I’ve spent quite a bit of time with scholars who study ancient Chinese paleography and in other fields such as neuroscience, typography, and software encoding. Having the opportunity to meet people in these disciplines, with whom I normally would not have that much contact, has been a real adventure for me.
Working with scientists on this project has been fascinating and exhilarating because in their own approach they are always in tune with what is going on in the world right now. There is an immediate applicability and relevance to what they do and as a humanist, I find that very exciting. It is like living off of the energy of the world to the beat of the world. As a humanist you take a step back, you reflect, and you think of deeper connections. Scientists are presentists. In many ways this is why I am interested in writing “The Kingdom of Characters” because my characters in all seven chapters are innovators, so in some ways I am trying to capture these science minded people in my writing.
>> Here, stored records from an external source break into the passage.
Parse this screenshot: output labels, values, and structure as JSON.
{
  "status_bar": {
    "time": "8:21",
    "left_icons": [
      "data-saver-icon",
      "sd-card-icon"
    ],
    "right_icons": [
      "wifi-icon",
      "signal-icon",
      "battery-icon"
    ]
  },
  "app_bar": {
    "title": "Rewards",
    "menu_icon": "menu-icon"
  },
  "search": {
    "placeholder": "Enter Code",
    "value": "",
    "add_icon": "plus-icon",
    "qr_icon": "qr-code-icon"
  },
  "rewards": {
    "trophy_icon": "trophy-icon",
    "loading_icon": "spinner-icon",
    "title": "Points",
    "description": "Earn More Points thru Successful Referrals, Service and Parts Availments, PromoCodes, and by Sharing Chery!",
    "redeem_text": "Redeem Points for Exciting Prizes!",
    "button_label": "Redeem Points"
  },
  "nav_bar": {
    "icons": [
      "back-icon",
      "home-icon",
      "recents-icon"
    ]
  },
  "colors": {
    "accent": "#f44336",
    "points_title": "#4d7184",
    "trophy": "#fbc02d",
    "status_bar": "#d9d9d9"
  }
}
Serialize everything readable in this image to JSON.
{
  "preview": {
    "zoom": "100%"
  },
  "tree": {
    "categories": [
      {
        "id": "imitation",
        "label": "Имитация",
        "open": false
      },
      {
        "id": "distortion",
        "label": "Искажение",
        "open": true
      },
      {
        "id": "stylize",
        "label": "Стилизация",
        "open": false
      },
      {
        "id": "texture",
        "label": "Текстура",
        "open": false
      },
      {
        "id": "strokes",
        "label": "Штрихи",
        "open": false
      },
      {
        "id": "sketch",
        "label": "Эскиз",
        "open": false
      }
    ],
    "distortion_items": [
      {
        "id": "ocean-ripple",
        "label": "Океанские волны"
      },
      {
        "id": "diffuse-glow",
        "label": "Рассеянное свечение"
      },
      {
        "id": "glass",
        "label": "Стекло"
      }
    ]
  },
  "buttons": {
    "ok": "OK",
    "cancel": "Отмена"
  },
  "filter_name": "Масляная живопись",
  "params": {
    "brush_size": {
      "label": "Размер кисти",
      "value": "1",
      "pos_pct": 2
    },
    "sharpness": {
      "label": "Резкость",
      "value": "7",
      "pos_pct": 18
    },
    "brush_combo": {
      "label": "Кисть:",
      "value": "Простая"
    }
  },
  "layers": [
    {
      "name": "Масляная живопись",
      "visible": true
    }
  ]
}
You teach a course with an interesting title, “Sympathy and Its Limits.” Tell us about it.
“Sympathy and Its Limits” is a comparative literature graduate seminar that I taught for the first time last year. One of the key questions raised in this class is: Do we have the capacity to sympathize with everyone? Or in the end do we have to pick and choose and prioritize only those who are dearest and nearest to heart? This class raises philosophical and existential questions of sympathy in an attempt to understand how that ethical responsibility applies to many concerns in the world today. From strangers to the environment even to animals, this class on the topic of sympathy has a very broad range of implications. It was very inspiring for me to teach because my scholarly research has always focused on working on topics related to China, not to probe greater lessons beyond China. The aim of this course is to show how these concerns are not just China’s alone but they have something to tell us about the world and ourselves. I will continue teaching this class in the future.
Why is important for students to study the humanities?
I believe that a humanities education gives us a window into other people’s experiences. It is a laboratory in many ways, in which we can learn how to put ourselves in other people’s shoes and how to feel and understand the evolution of their own particular world views. Humanities is not a specific method; instead it teaches you how to create new ways of understanding, to take on that responsibility as an integrated thinking and feeling being. This has become even more important to me this year because I started teaching a course called “China in the World.” This course focuses on six contemporary headlines in historical time. I have 35-40 students in the class and of them maybe four or five are humanities students. The rest are from economics, political science, and various other wide-ranging disciplines. It is energizing to teach these students because they will probably go on to start hedge funds or to lead tech companies and this is the chance for them to explore how they can think about the world differently. It is remarkable to me how thoughtful, curious, and hungry they are to discover a culturalist interpretation behind what they see as numbers, statistics, and straight politics. Being a humanist, my task is to help them see beyond these strict boundaries and help them to venture out and imagine their own possible place in the world. I think the greatest part of a humanist education is that we can continually train ourselves to see new connections and larger patterns — a resource for experiencing sympathy.
What are some of the key ideas you want your students to consider?
I want my students to read the world and understand that things are not always as they seem at first glance. I want my students to be able to use lessons about culture and history to help them interpret and excavate the deeper layers of the reality we all inhabit but can in fact perceive in very different ways. I hope they use curiosity and compassion to handle the difficult differences they will no doubt encounter in the world.